Go Ye Therefore

The Law of Influence Part 4

David Led Before Saul Left – 1 Chronicles 11:1-3

As the most influential man in the country, David was leading long before Saul lost his throne.

Like it or not, position doesn’t make a person a leader. Title may give someone authority, but not influence. Influence comes from the person; it must be earned. David had earned it and Saul had not. Why was this so?

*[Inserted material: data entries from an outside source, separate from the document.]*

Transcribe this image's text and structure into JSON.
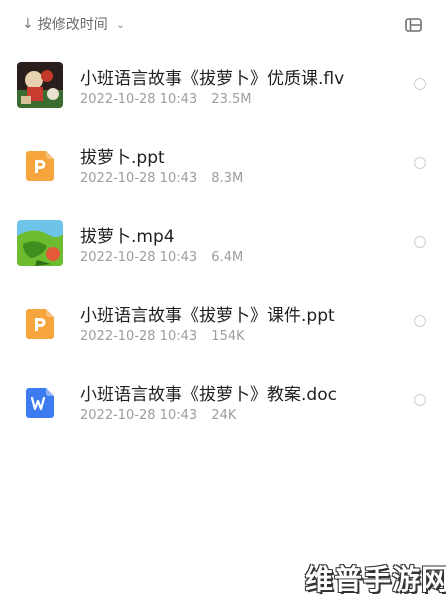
{
  "toolbar": {
    "sort_icon": "arrow-down-icon",
    "sort_label": "按修改时间",
    "dropdown_icon": "chevron-down-icon",
    "view_toggle_icon": "list-view-icon"
  },
  "files": [
    {
      "name": "小班语言故事《拔萝卜》优质课.flv",
      "date": "2022-10-28 10:43",
      "size": "23.5M",
      "type": "video-thumbnail"
    },
    {
      "name": "拔萝卜.ppt",
      "date": "2022-10-28 10:43",
      "size": "8.3M",
      "type": "ppt-icon"
    },
    {
      "name": "拔萝卜.mp4",
      "date": "2022-10-28 10:43",
      "size": "6.4M",
      "type": "video-thumbnail"
    },
    {
      "name": "小班语言故事《拔萝卜》课件.ppt",
      "date": "2022-10-28 10:43",
      "size": "154K",
      "type": "ppt-icon"
    },
    {
      "name": "小班语言故事《拔萝卜》教案.doc",
      "date": "2022-10-28 10:43",
      "size": "24K",
      "type": "doc-icon"
    }
  ],
  "watermark": "维普手游网",
  "colors": {
    "ppt": "#f6a43c",
    "doc": "#3c7cf0",
    "title_text": "#1f1f1f",
    "meta_text": "#9d9d9d"
  }
}
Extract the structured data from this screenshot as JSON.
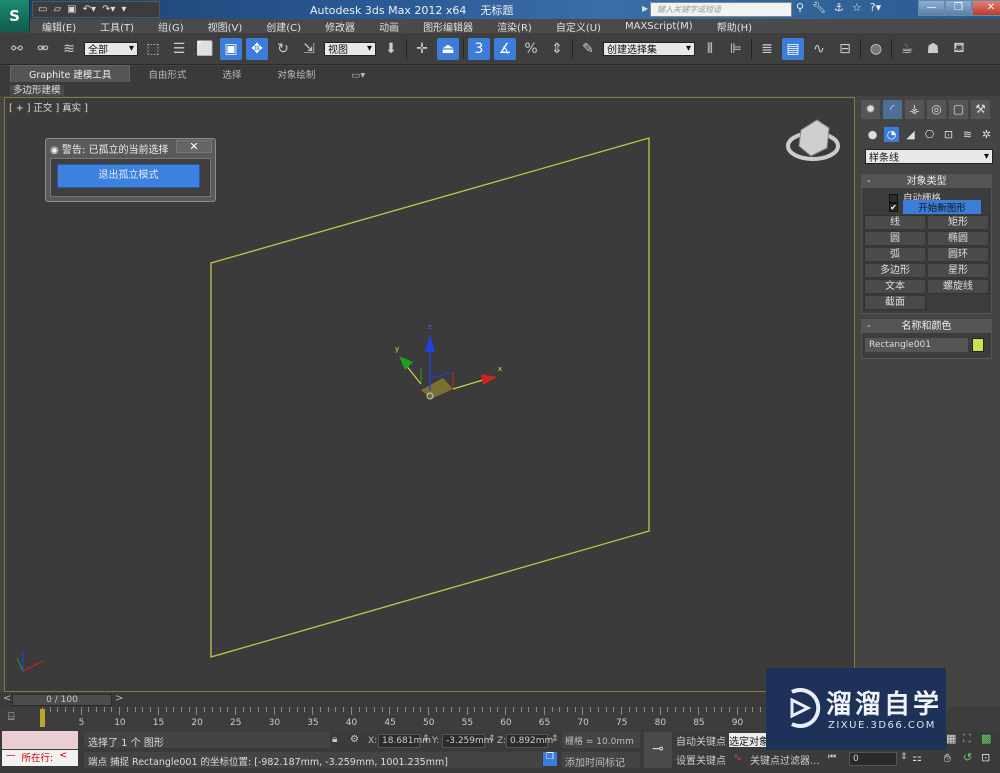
{
  "app": {
    "logo_glyph": "S",
    "title": "Autodesk 3ds Max  2012 x64",
    "doc_name": "无标题",
    "help_search_placeholder": "键入关键字或短语",
    "window_buttons": [
      "—",
      "❐",
      "✕"
    ]
  },
  "quick_access": [
    "new-icon",
    "open-icon",
    "save-icon",
    "undo-icon",
    "redo-icon",
    "customize-icon"
  ],
  "menu": [
    "编辑(E)",
    "工具(T)",
    "组(G)",
    "视图(V)",
    "创建(C)",
    "修改器",
    "动画",
    "图形编辑器",
    "渲染(R)",
    "自定义(U)",
    "MAXScript(M)",
    "帮助(H)"
  ],
  "toolbar": {
    "selection_filter": "全部",
    "ref_coord": "视图",
    "named_selection": "创建选择集"
  },
  "ribbon": {
    "tabs": [
      "Graphite 建模工具",
      "自由形式",
      "选择",
      "对象绘制"
    ],
    "active_tab": 0,
    "sub_label": "多边形建模"
  },
  "viewport": {
    "label": "[ + ] 正交 ] 真实 ]",
    "shape_color": "#c8c24a",
    "gizmo_labels": {
      "x": "x",
      "y": "y",
      "z": "z"
    },
    "axis_colors": {
      "x": "#d42020",
      "y": "#20a020",
      "z": "#2040e0"
    }
  },
  "isolate_dialog": {
    "title": "警告: 已孤立的当前选择",
    "close": "✕",
    "exit_button": "退出孤立模式"
  },
  "command_panel": {
    "category_dropdown": "样条线",
    "object_type": {
      "header": "对象类型",
      "auto_grid": "自动栅格",
      "auto_grid_checked": false,
      "start_new_shape": "开始新图形",
      "start_new_shape_checked": true,
      "buttons": [
        "线",
        "矩形",
        "圆",
        "椭圆",
        "弧",
        "圆环",
        "多边形",
        "星形",
        "文本",
        "螺旋线",
        "截面"
      ]
    },
    "name_color": {
      "header": "名称和颜色",
      "object_name": "Rectangle001",
      "color": "#c9e24a"
    }
  },
  "timeline": {
    "slider_label": "0 / 100",
    "prev": "<",
    "next": ">",
    "current_frame": 0,
    "total_frames": 100,
    "ticks": [
      0,
      5,
      10,
      15,
      20,
      25,
      30,
      35,
      40,
      45,
      50,
      55,
      60,
      65,
      70,
      75,
      80,
      85,
      90
    ]
  },
  "status": {
    "maxscript_line": "所在行:",
    "maxscript_prefix": "—",
    "selection_text": "选择了 1 个 图形",
    "prompt_text": "端点 捕捉 Rectangle001 的坐标位置: [-982.187mm, -3.259mm, 1001.235mm]",
    "x_label": "X:",
    "x_value": "18.681mm",
    "y_label": "Y:",
    "y_value": "-3.259mm",
    "z_label": "Z:",
    "z_value": "0.892mm",
    "grid": "栅格 = 10.0mm",
    "add_time_tag": "添加时间标记",
    "auto_key": "自动关键点",
    "set_key": "设置关键点",
    "selected_dropdown": "选定对象",
    "key_filters": "关键点过滤器...",
    "frame_value": "0"
  },
  "watermark": {
    "title": "溜溜自学",
    "url": "ZIXUE.3D66.COM"
  }
}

  1. Unity: David rallied the people and created unity (v. 1).
  2. Identification: David identified with his followers as family (v. 1).
  3. Credibility: David effectively led various military campaigns (v. 2).
  4. Anointing: David enjoyed God’s hand and power on his life (v. 2).
  5. Partnership: David worked cooperatively with key leaders, not over them (v. 3).

Esther’s Influence – Esther 1:12

When Queen Vashti refused to be put on display, King Ahasuerus grew angry. At the counsel of his advisors, he removed her from office, opening the door for Esther to take her spot. Esther serves as a marvelous illustration of how God uses one person’s influence to accomplish His plans!

Measuring Leadership – Psalm 82:1-8

Many passages in Scripture declare God to be the Ultimate Judge (Ps. 7:8; 9:8; 10:18; 26:1; Prov. 31:9; Is. 1:17; etc.). A judge brings justice to bear, punishing the criminal and rewarding the righteous.

But before the final Day of Judgment, God uses His leaders to vindicate His people and urge the wicked to repent. God has entrusted His leaders with the gospel of Jesus Christ, through which men can be delivered from final judgment. Listen to the Lord’s promise to His people: “I will restore your judges as at the first” (Is. 1:26). Spiritual leaders are to take this task seriously and to use their influence to promote justice. This differentiates true judges from false judges:

True Judges False Judges
1. Chosen and appointed by God (Deut. 16:18) 1. Rule by their own power (Jer. 5:30, 31)
2. Responsible for certain areas (2 Chr. 19:5) 2. Lead others astray (Mic. 3:5)
3. Righteous and trustworthy (Deut. 16:18) 3. Irresponsible, selfish (Mic. 3:1, 2)

People Thrive or Groan – Proverbs 29:2-18

People reflect their leader. We cannot expect followers to grow beyond their leader. We cannot expect followers to turn out fundamentally different from their leader. People feel attracted to leaders like them; they also reflect those who lead them. Consider what Proverbs 29 tells us about the influence of good and bad leaders:

  1. Attitudes (v. 2) 
    When good leaders rule, people rejoice; when the wicked reign, people groan.
  2. Stability (v. 4) 
    When moral leaders rule, they establish justice; compromising leaders tear things down.
  3. Compassion (v. 7) 
    Good leaders express concern for the poor; bad leaders reflect no compassion for anyone.
  4. Honesty (v. 12) 
    When leaders pay attention to lies, their staff begins to esteem the same deceptions.
  5. Vision (v. 18) 
    Solid vision keeps everyone on track; chaos reigns wherever the vision lapses.

Join me next time for The Law of Influence Part 5.